An outstanding question is how “defective ribosomes” can lead to such specific pathological features and cancer susceptibility.

Our lab is employing X-DC as a paradigm for understanding how impairments in ribosome function translate into increased cancer susceptibility. Although rRNA is known to be extensively modified through ~200 site specific methylation and pseudouridine modifications, the normal functional role of these modifications as well as their mechanisms of action in controlling ribosome activity is very poorly understood. The gene mutated in X-DC, DKC1, paradoxically encodes the central enzyme that catalyzes this modification in rRNA.

Our lab’s findings revealed that while these rRNA modifications were largely dispensable for general cap-dependent translation, we identified a subset of mRNAs, including the tumor suppressor genes p53 and p27, as well as the anti-apoptotic factors XIAP and Bcl-xL, that rely on ribosome modifications for their accurate translation. Strikingly, these mRNAs all shared a specific and common denominator: the presence of an Internal Ribosome Entry Site (IRES) element within their 5’UTRs. IRES elements are RNA structured elements that can directly recruit the ribosome to the 5’UTR of subsets of distinct mRNAs. We further extended these findings by demonstrating that ribosomes lacking the pseudouridine modification fail to directly bind to IRES elements. Notably, this activity is evolutionarily conserved from yeast to human cells.

How does IRES-dependent translation impact the earliest steps of cellular transformation?

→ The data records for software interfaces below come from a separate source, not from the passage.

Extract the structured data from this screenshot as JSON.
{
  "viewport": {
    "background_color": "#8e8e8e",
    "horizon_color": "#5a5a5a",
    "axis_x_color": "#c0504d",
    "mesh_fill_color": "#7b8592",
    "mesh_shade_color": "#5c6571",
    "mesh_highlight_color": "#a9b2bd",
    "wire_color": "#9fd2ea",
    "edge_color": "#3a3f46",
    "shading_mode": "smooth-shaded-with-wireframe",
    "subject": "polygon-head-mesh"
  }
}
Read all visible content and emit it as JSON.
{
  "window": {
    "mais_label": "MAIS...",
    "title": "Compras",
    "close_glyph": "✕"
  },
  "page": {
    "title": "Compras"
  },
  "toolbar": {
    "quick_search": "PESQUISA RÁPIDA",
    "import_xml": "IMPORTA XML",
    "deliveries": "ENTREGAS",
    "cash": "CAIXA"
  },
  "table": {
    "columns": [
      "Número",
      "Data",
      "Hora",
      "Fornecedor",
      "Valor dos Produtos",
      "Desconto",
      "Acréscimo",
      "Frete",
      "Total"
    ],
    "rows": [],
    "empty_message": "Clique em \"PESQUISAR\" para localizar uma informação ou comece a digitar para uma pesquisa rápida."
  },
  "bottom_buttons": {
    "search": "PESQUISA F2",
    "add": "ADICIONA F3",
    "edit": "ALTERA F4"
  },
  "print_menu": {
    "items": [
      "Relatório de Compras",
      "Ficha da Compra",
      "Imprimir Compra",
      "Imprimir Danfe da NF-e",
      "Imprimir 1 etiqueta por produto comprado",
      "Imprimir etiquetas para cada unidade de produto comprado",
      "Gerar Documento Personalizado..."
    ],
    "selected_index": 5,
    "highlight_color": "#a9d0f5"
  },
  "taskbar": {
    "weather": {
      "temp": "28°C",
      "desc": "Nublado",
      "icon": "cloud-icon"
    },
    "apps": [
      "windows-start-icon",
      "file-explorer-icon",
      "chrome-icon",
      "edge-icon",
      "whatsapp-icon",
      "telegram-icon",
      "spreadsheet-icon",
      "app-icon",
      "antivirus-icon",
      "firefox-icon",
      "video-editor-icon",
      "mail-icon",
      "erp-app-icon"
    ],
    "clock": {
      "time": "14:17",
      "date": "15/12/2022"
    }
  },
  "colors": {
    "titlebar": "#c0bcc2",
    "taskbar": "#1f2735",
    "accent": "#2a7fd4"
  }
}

Employing multi-color fluorescent reporters to monitor different modes of translation initiation in vivo, we delineated a switch from cap- to IRES-mediated translation that relies on rRNA modifications during a critical step in cancer formation known as oncogene-induced senescence. This program instructs cells to undergo permanent cell cycle arrest as a mechanism to counteract an oncogenic lesion. Our findings reveal that during the execution of this program, many key tumor suppressor genes, such as p53, contain IRES-elements, which rely on rRNA modifications to be selectively translated.

These findings are seminal in demonstrating that gene expression is tightly regulated by what was once perceived to be a housekeeping, structural component of the ribosome, as well as elucidating how specific perturbations in ribosome activity cause cancer susceptibility.

Our long-term goals seek to delineate whether “cancer ribosomes”, possessing a distinct composition of rRNA modifications, perturb the translation of distinct subgroups of mRNAs that promote cellular transformation. We are also investigating whether ribosomes that are altered in cancer cells “mistranslate” subsets of mRNAs as a mechanism for cancer initiation. We anticipate this work may lead to a paradigm shift in the way the ribosome is conceptualized: from a passive housekeeping machinery to a dynamic regulator controlling the transcript-specific translation of key mRNAs co-opted in cellular transformation.